A few years ago, reports started to surface about ASMR, a handy acronym for the rather unwieldy “autonomous sensory meridian response.” Put in plainer terms, it’s the tingly, shivery feeling some people get when listening to a curious subset of sounds: crinkling wrapping paper, folding towels, whispering voices, or “that tender yet gravelly way your hair sounds when it’s being brushed.”
Some call it “whisper porn”; a 2014 Today show segment arrived at the slightly less elegant “Tingleheads” to describe ASMR enthusiasts. But as more people began talking about their experiences with the sensation, a funny thing began to happen: For some, the euphoric sensation has diminished, or even stopped altogether. Anecdotal reports of so-called “ASMR immunity” abound, but so far, no one is quite sure what can explain the disappearance.

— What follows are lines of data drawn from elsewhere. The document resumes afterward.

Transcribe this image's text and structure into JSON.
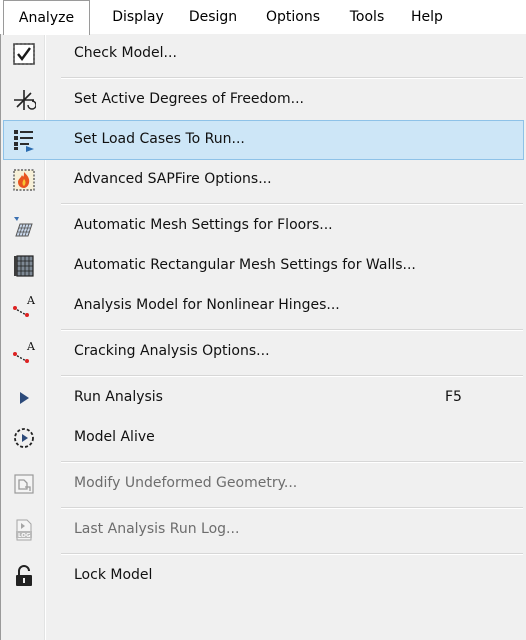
{
  "menubar": {
    "items": [
      "Analyze",
      "Display",
      "Design",
      "Options",
      "Tools",
      "Help"
    ],
    "active": "Analyze"
  },
  "menu": {
    "items": [
      {
        "label": "Check Model...",
        "icon": "check-model-icon",
        "enabled": true
      },
      {
        "label": "Set Active Degrees of Freedom...",
        "icon": "degrees-of-freedom-icon",
        "enabled": true
      },
      {
        "label": "Set Load Cases To Run...",
        "icon": "load-cases-icon",
        "enabled": true,
        "highlighted": true
      },
      {
        "label": "Advanced SAPFire Options...",
        "icon": "sapfire-icon",
        "enabled": true
      },
      {
        "label": "Automatic Mesh Settings for Floors...",
        "icon": "floor-mesh-icon",
        "enabled": true
      },
      {
        "label": "Automatic Rectangular Mesh Settings for Walls...",
        "icon": "wall-mesh-icon",
        "enabled": true
      },
      {
        "label": "Analysis Model for Nonlinear Hinges...",
        "icon": "nonlinear-hinges-icon",
        "enabled": true
      },
      {
        "label": "Cracking Analysis Options...",
        "icon": "cracking-analysis-icon",
        "enabled": true
      },
      {
        "label": "Run Analysis",
        "icon": "run-analysis-icon",
        "enabled": true,
        "shortcut": "F5"
      },
      {
        "label": "Model Alive",
        "icon": "model-alive-icon",
        "enabled": true
      },
      {
        "label": "Modify Undeformed Geometry...",
        "icon": "modify-geometry-icon",
        "enabled": false
      },
      {
        "label": "Last Analysis Run Log...",
        "icon": "run-log-icon",
        "enabled": false
      },
      {
        "label": "Lock Model",
        "icon": "lock-icon",
        "enabled": true
      }
    ]
  },
  "colors": {
    "highlight_bg": "#cde6f7",
    "highlight_border": "#8ec2e8",
    "disabled_text": "#6d6d6d",
    "menu_bg": "#f0f0f0"
  }
}
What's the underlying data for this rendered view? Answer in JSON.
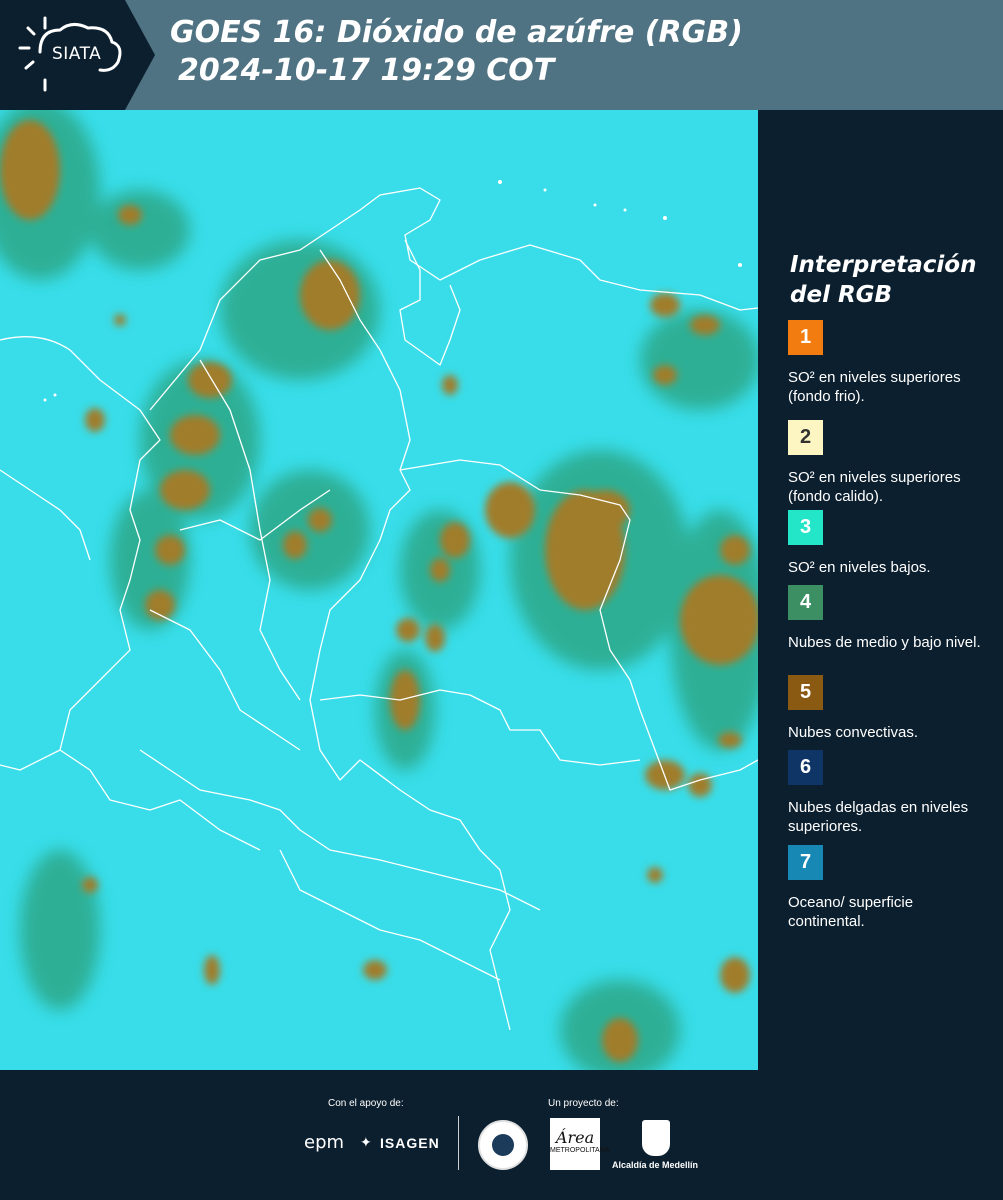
{
  "header": {
    "logo_text": "SIATA",
    "title_line1": "GOES 16: Dióxido de azúfre (RGB)",
    "title_line2": "2024-10-17 19:29 COT"
  },
  "map": {
    "background_color": "#35dde8",
    "cloud_color": "#9a7a2e",
    "vegetation_color": "#3e9f6a",
    "border_color": "#ffffff"
  },
  "legend": {
    "title_line1": "Interpretación",
    "title_line2": "del RGB",
    "items": [
      {
        "number": "1",
        "color": "#f27c10",
        "label": "SO² en niveles superiores (fondo frio)."
      },
      {
        "number": "2",
        "color": "#fdf6c3",
        "label": "SO² en niveles superiores (fondo calido)."
      },
      {
        "number": "3",
        "color": "#23e6c8",
        "label": "SO² en niveles bajos."
      },
      {
        "number": "4",
        "color": "#3b8f62",
        "label": "Nubes de medio y bajo nivel."
      },
      {
        "number": "5",
        "color": "#8b5a12",
        "label": "Nubes convectivas."
      },
      {
        "number": "6",
        "color": "#0f3566",
        "label": "Nubes delgadas en niveles superiores."
      },
      {
        "number": "7",
        "color": "#1787b4",
        "label": "Oceano/ superficie continental."
      }
    ]
  },
  "footer": {
    "support_label": "Con el apoyo de:",
    "project_label": "Un proyecto de:",
    "epm": "epm",
    "isagen": "ISAGEN",
    "amva_main": "Área",
    "amva_sub": "METROPOLITANA",
    "alcaldia": "Alcaldía de Medellín"
  }
}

One vague theory, put forth in a post over the weekend on Nautilus, is that perhaps there is something about considering the prickliness too directly that causes it to slip away. People who have reported “immunity” often say that the feeling “seemed to ebb away when they turned their gaze toward it and, in the context of an online community, began to consider the feeling more deliberately,” writer Nitin K. Ahuja observes. It’s similar to what psychologist Nick J. Davis — a co-author on one of the few published papers on ASMR — told Science of Us last year. Don’t overthink it, Davis told reporter Rebecca Milzoff, explaining that a friend of his had noticed that “the more she studies ASMR, the less she feels it.”
This is not yet a completely satisfying explanation, likely because ASMR itself is still not very well understood. Perhaps it is true, and ASMR is best looked at sideways rather than straightforwardly, but — why? It may be, Ahuja muses, yet another example of humanity’s reliable ability to get used to things. Your brain and body adapt to things like happiness or coffee — or, on a more serious note, to substances like drugs and alcohol — requiring over time more of the stuff to produce the same high that once came from a much smaller hit. For ASMR in particular, it may be that something that was once experienced rarely is now available any time of day or night, as long as you have an internet connection. Consider the way one anonymous commenter phrased it:
I am afraid that between being too aware of my unnamed feeling and listening to too many whisper vids, I am getting over saturated and have not felt it in months. :( I think I need to get back to real life exposures….
With coffee, as my colleague Cari Romm explained earlier this year, the only way to reset your caffeine tolerance is to temporarily quit caffeine. This, incidentally, is the same advice ASMR immunity sufferers give each other: Give it up cold turkey for a time, and the feeling should return. Though even this strategy doesn’t always work. “I often read some of the stories of people on the Facebook Group,” one blogger writes, “where they claim that they go as long as years at a time between events!”